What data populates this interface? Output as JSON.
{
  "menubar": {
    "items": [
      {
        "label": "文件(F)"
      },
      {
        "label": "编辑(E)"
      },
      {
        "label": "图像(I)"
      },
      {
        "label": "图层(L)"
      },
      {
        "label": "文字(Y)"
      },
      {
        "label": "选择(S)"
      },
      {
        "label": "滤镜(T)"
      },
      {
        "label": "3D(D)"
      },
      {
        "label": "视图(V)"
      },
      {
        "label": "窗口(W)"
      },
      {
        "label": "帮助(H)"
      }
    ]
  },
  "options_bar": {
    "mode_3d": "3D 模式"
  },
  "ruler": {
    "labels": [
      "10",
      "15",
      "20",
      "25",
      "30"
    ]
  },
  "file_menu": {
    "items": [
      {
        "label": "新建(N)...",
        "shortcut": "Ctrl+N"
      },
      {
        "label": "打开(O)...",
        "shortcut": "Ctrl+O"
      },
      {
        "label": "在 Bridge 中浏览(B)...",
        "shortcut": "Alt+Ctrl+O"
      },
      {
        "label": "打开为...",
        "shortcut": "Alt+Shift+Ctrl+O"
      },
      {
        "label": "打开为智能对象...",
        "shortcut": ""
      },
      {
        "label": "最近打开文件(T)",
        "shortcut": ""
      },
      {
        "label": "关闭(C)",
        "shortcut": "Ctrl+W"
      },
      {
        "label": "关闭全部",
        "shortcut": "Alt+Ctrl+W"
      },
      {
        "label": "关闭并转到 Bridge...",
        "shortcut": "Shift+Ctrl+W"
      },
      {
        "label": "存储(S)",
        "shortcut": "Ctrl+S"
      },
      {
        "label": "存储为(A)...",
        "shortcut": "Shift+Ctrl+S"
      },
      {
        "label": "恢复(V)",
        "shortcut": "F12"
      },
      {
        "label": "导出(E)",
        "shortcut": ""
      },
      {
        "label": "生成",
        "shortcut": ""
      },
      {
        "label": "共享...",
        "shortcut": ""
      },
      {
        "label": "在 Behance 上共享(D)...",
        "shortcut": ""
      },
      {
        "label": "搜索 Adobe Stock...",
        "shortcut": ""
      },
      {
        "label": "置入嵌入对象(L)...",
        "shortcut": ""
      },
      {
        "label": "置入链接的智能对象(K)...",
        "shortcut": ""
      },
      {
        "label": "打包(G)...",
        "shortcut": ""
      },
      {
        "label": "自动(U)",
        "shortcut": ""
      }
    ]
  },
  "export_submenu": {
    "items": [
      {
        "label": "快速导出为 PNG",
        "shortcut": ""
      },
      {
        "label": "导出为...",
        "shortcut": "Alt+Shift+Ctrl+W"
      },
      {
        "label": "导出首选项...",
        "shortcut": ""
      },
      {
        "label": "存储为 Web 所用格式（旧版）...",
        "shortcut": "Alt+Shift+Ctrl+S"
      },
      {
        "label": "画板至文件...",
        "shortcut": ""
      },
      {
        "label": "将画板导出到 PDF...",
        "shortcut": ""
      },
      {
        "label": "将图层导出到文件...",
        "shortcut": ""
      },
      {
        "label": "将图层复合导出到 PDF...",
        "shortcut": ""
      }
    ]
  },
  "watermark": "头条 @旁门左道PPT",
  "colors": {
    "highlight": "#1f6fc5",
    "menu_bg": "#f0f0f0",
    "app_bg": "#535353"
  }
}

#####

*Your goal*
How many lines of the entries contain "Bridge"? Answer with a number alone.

*Response below*
2